SYDNEY – Australia and Indonesia have agreed a pact to put a damaging spy row behind them, paving the way for the resumption of full defence cooperation, Foreign Minister Julie Bishop said on Tuesday.
Ties between the neighbours sank to their lowest point in years in November after reports Australian spies tried to tap the phones of President Susilo Bambang Yudhoyono and his inner circle. Jakarta recalled its ambassador from Canberra and suspended cooperation in several areas over the incident, including efforts to stop people-smuggling boats reaching Australia.
Yudhoyono called for a code of conduct to govern behaviour during talks with Australian Prime Minister Tony Abbott in June, and the agreement reportedly includes a promise from Canberra never to use its intelligence agencies to harm its neighbour. "We have reached agreement on the joint understanding and we are currently arranging a time to sign it," Bishop said on Tuesday.
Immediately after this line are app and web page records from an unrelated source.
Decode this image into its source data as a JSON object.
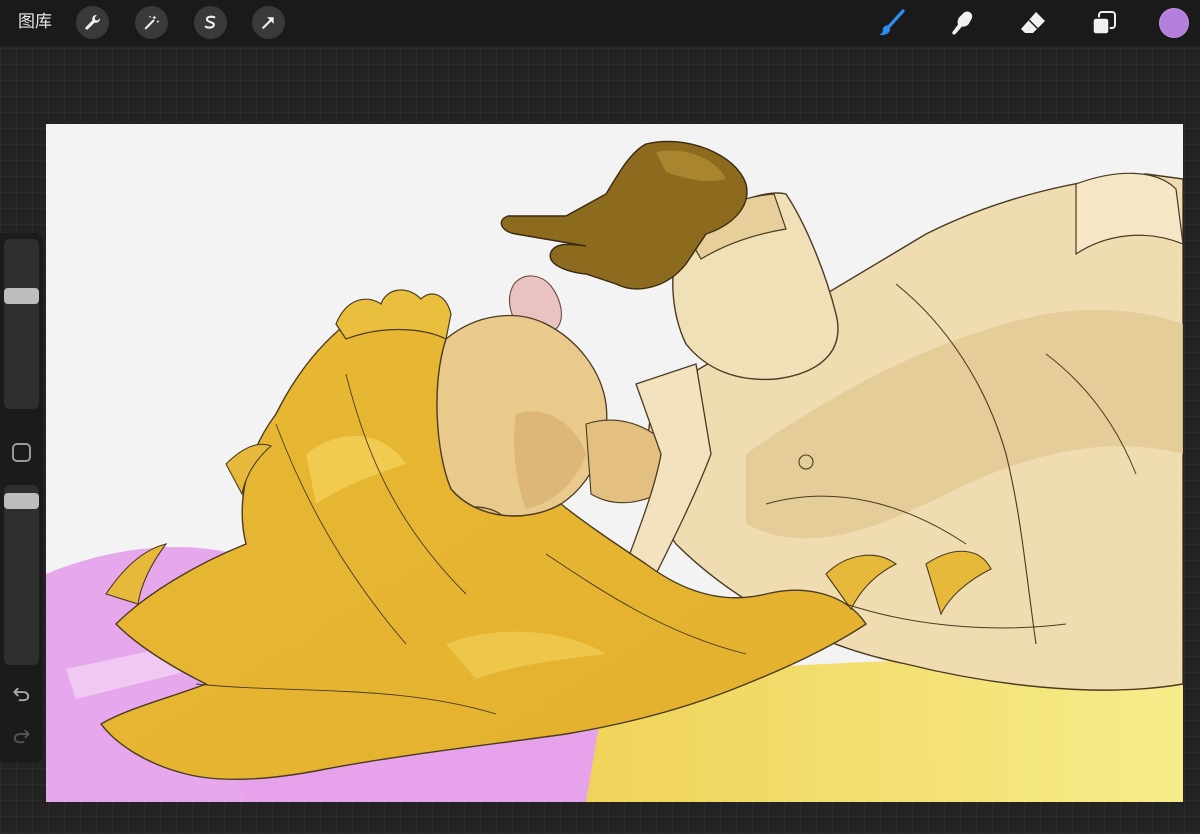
{
  "toolbar": {
    "gallery_label": "图库",
    "left_tools": [
      {
        "name": "actions",
        "icon": "wrench-icon"
      },
      {
        "name": "adjustments",
        "icon": "magic-wand-icon"
      },
      {
        "name": "selection",
        "icon": "selection-s-icon"
      },
      {
        "name": "transform",
        "icon": "arrow-cursor-icon"
      }
    ],
    "right_tools": [
      {
        "name": "brush",
        "icon": "brush-icon",
        "active": true
      },
      {
        "name": "smudge",
        "icon": "smudge-finger-icon"
      },
      {
        "name": "eraser",
        "icon": "eraser-icon"
      },
      {
        "name": "layers",
        "icon": "layers-icon"
      }
    ],
    "current_color": "#b57edc",
    "active_color": "#2e8ef0"
  },
  "sidebar": {
    "brush_size_level": 0.68,
    "opacity_level": 0.95,
    "icons": [
      "modify-square-icon",
      "undo-icon",
      "redo-icon"
    ]
  },
  "canvas": {
    "background": "#f3f3f3",
    "palette": {
      "hair": "#e6b93a",
      "hair_light": "#f1cf55",
      "skin": "#e9c98c",
      "coat": "#efdcb1",
      "coat_shade": "#e2c994",
      "glove": "#8c6a1e",
      "flower": "#e9c3c0",
      "purple": "#e6a6ec",
      "floor_yellow": "#f4e57a",
      "line": "#4a3a22"
    }
  }
}
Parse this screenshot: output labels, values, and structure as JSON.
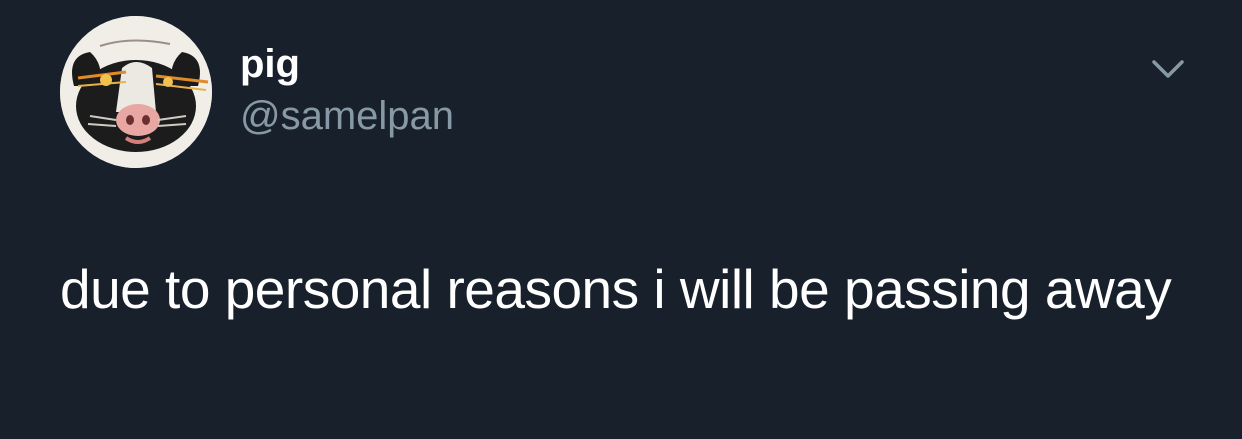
{
  "theme": {
    "background": "#18202b",
    "text_primary": "#ffffff",
    "text_secondary": "#8899a6",
    "chevron_color": "#8899a6"
  },
  "tweet": {
    "author": {
      "display_name": "pig",
      "handle": "@samelpan",
      "avatar_icon": "pig-face-avatar"
    },
    "menu_icon": "chevron-down-icon",
    "text": "due to personal reasons i will be passing away"
  }
}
The deal would be signed in Indonesia by Foreign Minister Marty Natalegawa, with outgoing president Yudhoyono a witness, her office said. Bishop told Fairfax Media the agreement was a "concise statement of our commitment to respect each other's sovereignty and not to harm each others interests".